Market awaits Parliament’s return
August 27th: Highlights
- Johnson detects “subtle shift” in European position
- Germany likely to act to improve economy
- Dollar recovers as Washington and Beijing cool trade hostility
Brexit remains the only game in town
Although Boris Johnson exudes confidence and continues to make bullish comments about the chances of a deal being struck, traders remain conflicted about how serious Brussels is about “playing ball”.
Johnson wants the Withdrawal Agreement torn up and any reference to the Irish Backstop to be absent from any new deal. Brussels meanwhile needs to have its member protected and the integrity of the single market maintained.
While this is seemingly the same stalemate that has existed throughout 2019, there is a clear change in mood from both London (where Johnson is prepared to provide an alternative and is working to provide one), and Brussels where, in the shape of Angela Merkel, the EU is at least prepared to listen to alternatives.
At the closing of the G7 summit over the weekend, Johnson was at pains to make it clear that the UK is fully prepared to leave on 31st October with no deal and if that happens the divorce payment will be withheld. One further change in attitude that has been obvious is that the EU respects Johnson as a politician and believes the seriousness of his intent.
In a holiday-thinned market, Sterling maintained its recent positivity only falling slightly against a stronger dollar. It reached a low of 1.2207, closing at 1.2216.
It now remains to be seen just how Parliament will view the new talks taking place between London and Brussels when it reconvenes. It is less likely that Government MPs will back any plan to oust Johnson while there he is still able to pull a Brexit rabbit from his hat.
Germany to grasp the nettle?
Hand in hand with the Bundestag, the Bundesbank is working to put together a programme to cut taxes to boost the German economy. With the economy close to recession and activity and confidence levels nosediving, the German Administration is acting independently to improve its own economy.
While this is seen as being done within the framework of the European Debt and Stability Pact, other more heavily indebted nations appear ready to take their lead from Rome and defy Brussels to avoid a severe and long-lasting slowdown characterized by a recession.
In Italy, today is the deadline for a new Government to be formed before the President calls elections.
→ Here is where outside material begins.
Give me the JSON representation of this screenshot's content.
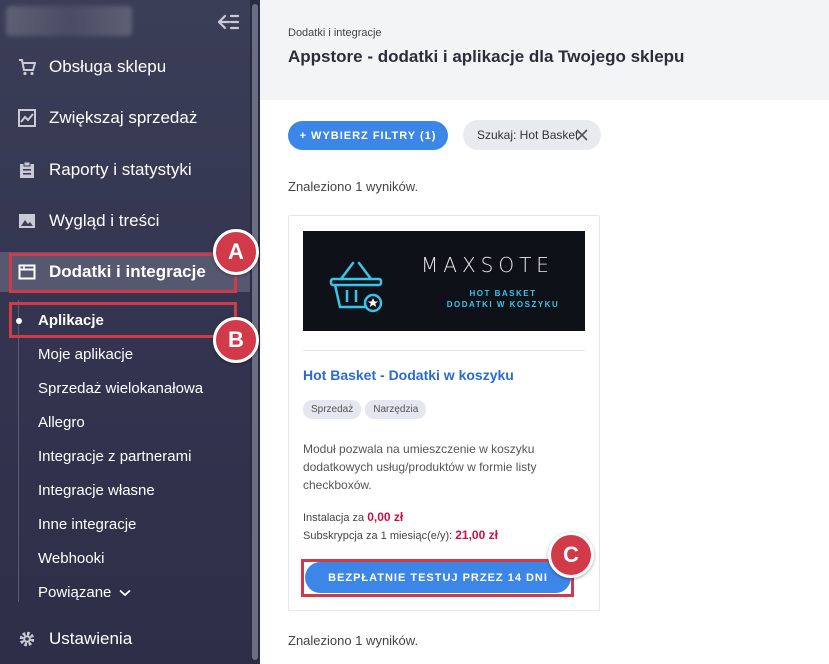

Creating a coalition between the more moderate of the right-leaning partners in the coalition which collapsed last week and a centre-left group is seen as the only way that the country can avoid lurching further to the right and damaging the Union further.
If an election is called, Matteo Salvini and his Northern League Party will be clear favourites to win, using a manifesto which is sure to contain the threat of a new currency for domestic use, and possibly Italy’s departure from the Euro.
This would come close to bringing down the entire Eurozone and is something that Brussels will want to avoid at all costs.
Yesterday, the euro traded down to a low of 1.1094, closing at 1.1100 as the market awaits the outcome of coalition talks in Rome.
Washington puts the brakes on, and Beijing follows suit
While President Trump believes he inherited an issue that he is honour bound to correct, China is in no mood to relinquish the gains it has made both internationally and globally since its re-emergence.
With Trump adding tariffs at an alarming rate and Xi hitting on the idea of allowing the Yuan to depreciate to counteract the additional cost, this is a self-defeating prophecy for both sides.
It is obvious that there can be no winner and the collateral damage to the rest of the global economy is not a risk worth taking for either side.
President Trump, at the G7 meeting, was as forthright as ever but remains at odds with his partners over two crucial issues, namely Iran and climate change. A package of measures was agreed to help Amazonian countries, Brazil, in particular, over deforestation and the wildfires ravaging the region and Trump was conspicuous by his absence from the meeting. On Iran, President Macron of France has been trying to broker a solution and it was rumoured that
Trump will meet with the Iranian President in the coming weeks although there has been no official confirmation yet.
With the markets gaze firmly fixed upon the Federal Reserve, it may be that Trump will “hurry along” the economy by announcing further tax cuts. Were this to happen then the Fed’s rate cut last month would be the only one for a while.
Yesterday, the dollar recovered a little following its recent fall. It closed at 98.05, just three pips from its high on the day.
Have a great day!
About Alan Hill
Alan has been involved in the FX market for more than 25 years and brings a wealth of experience to his content. His knowledge has been gained while trading through some of the most volatile periods of recent history. His commentary relies on an understanding of past events and how they will affect future market performance.”